When I was a little girl, I looked up at the sky every night to search for the brightest star. When I found it, I closed my eyes tight and made the same wish in my head, “Find a cure for my mom.”

I vividly remember repeating it as fast as I could when there was a shooting star, as I believed they had more power in granting wishes.

I never wished for a Barbie doll, a pet or a trip to Disneyland. I just wanted Behcet’s Disease to leave my mom’s body and our family.

This rare, incurable, autoimmune illness had incredible power over us, and I wanted to destroy it with my wishful thinking.

As you can guess, it never came true.

However, other unexpected wishes did.

Resiliency, Empathy and Hope.

These aren’t your typical wishes, but they serve a purpose in my life. They guided me through my childhood into adulthood, viewing things with a different perspective.

I remember how angry I would get when I heard peers making fun of someone due to their appearance or struggle with a task. I could feel the pain from the insults, and I would speak up. They needed to be aware of an invisible disease.

I wanted people to feel included and accepted as they are.

Often times, I played a care-taking role, retrieving ice packs, medication and a thermometer for my mom. The flare-ups were harsh and restricted her to a dark bedroom while waiting in agony for the pain to diminish.

Those were the nights I searched for a shooting star.

I became comfortable in a hospital setting, and I loved to rummage through storage cabinets and take whatever I was allowed to — ID bracelets, basins, gauze, tape and of course a gown. I would bring it home and play doctor, foreshadowing my career.

These unexpected wishes have fueled my passion in working with others. I understand how an illness impacts the whole family, as it’s never an individualized disease. I know there can be setbacks with an additional diagnosis, complications and waiting for an FDA-approved treatment. I know people living with chronic illness don’t want to have a pity party; they just want to live a normal life, even though their normal is a bit different. I have a genuine admiration for my mom and others who face life’s challenges and still find the courage to push forward.

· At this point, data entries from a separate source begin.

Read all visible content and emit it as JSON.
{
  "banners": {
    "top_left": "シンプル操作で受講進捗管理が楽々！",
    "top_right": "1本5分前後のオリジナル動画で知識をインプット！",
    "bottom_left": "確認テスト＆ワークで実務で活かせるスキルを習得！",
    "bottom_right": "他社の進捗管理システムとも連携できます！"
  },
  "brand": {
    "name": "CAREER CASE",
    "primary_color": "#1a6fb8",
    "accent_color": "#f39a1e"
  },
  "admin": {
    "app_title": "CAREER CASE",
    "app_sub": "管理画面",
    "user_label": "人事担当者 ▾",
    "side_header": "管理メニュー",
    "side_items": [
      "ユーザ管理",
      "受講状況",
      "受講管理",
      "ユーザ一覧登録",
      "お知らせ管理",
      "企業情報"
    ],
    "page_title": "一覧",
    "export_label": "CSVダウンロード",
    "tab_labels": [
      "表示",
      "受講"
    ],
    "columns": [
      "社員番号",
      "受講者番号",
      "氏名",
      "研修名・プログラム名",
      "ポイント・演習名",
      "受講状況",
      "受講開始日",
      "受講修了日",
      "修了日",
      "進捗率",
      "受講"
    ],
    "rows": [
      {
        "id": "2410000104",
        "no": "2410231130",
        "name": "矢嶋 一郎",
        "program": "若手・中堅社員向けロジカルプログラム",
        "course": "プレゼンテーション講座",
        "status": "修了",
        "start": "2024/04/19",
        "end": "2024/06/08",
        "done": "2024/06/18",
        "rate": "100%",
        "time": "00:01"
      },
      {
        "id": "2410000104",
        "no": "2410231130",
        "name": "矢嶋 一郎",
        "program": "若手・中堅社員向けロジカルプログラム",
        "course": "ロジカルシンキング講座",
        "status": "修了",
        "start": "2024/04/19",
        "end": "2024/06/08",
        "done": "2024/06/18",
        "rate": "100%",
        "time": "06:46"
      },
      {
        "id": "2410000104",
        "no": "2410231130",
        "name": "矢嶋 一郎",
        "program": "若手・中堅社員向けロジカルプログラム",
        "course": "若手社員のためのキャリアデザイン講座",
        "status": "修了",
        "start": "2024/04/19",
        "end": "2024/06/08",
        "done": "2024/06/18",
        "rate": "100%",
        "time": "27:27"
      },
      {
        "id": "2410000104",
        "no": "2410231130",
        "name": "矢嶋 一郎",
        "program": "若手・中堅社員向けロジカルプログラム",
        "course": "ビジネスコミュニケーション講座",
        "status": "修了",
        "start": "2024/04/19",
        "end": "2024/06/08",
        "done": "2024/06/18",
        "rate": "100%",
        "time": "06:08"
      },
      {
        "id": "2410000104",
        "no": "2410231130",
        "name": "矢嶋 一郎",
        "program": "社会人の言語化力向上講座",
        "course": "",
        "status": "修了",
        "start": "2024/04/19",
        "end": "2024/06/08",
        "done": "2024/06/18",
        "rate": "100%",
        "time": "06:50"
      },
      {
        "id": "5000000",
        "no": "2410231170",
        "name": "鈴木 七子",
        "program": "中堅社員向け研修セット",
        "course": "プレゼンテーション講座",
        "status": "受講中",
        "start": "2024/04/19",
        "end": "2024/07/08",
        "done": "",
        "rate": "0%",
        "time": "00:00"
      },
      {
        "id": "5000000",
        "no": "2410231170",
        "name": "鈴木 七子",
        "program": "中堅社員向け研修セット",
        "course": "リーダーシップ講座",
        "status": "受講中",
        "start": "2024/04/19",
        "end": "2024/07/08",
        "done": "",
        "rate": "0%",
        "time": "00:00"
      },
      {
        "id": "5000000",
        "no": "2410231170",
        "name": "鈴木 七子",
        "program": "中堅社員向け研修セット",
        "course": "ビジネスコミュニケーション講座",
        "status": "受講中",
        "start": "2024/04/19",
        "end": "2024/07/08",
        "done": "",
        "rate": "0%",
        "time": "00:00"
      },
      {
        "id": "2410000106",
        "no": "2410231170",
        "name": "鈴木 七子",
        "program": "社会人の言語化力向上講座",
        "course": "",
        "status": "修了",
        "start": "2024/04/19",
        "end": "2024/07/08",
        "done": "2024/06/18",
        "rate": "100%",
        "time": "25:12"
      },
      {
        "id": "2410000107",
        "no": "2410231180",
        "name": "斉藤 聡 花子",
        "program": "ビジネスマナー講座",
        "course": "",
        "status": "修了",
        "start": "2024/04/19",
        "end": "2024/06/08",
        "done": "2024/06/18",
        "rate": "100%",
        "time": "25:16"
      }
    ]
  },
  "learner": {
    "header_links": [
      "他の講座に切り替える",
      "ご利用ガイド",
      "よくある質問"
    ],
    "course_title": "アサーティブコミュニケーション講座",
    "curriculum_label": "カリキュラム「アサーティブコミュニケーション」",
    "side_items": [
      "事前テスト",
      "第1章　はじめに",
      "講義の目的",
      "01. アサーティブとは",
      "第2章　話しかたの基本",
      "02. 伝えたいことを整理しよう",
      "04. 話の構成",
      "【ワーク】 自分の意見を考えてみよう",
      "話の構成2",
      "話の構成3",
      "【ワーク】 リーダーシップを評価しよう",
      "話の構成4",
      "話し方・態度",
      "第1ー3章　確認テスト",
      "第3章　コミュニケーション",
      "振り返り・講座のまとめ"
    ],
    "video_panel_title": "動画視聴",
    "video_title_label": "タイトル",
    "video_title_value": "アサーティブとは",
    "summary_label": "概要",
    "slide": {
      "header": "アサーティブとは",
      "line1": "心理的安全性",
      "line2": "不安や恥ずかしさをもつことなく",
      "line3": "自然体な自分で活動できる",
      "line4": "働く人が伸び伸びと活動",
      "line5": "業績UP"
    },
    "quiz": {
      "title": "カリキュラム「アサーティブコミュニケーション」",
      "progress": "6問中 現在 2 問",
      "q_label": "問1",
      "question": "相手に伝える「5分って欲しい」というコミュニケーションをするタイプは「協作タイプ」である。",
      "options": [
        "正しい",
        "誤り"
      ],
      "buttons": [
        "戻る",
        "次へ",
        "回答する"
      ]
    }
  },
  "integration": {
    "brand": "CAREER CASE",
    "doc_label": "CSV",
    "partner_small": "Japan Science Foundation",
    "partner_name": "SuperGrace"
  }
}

To any person who’s parent is sick, remember that you aren’t alone, and it’s OK to share your feelings, even if you think they may upset your parent. Ask questions, talk openly to your family and remember you did not cause their illness. Together you will get through this.

I’m now 35 and still making wishes.

shani

This post originally appeared on child life mommy.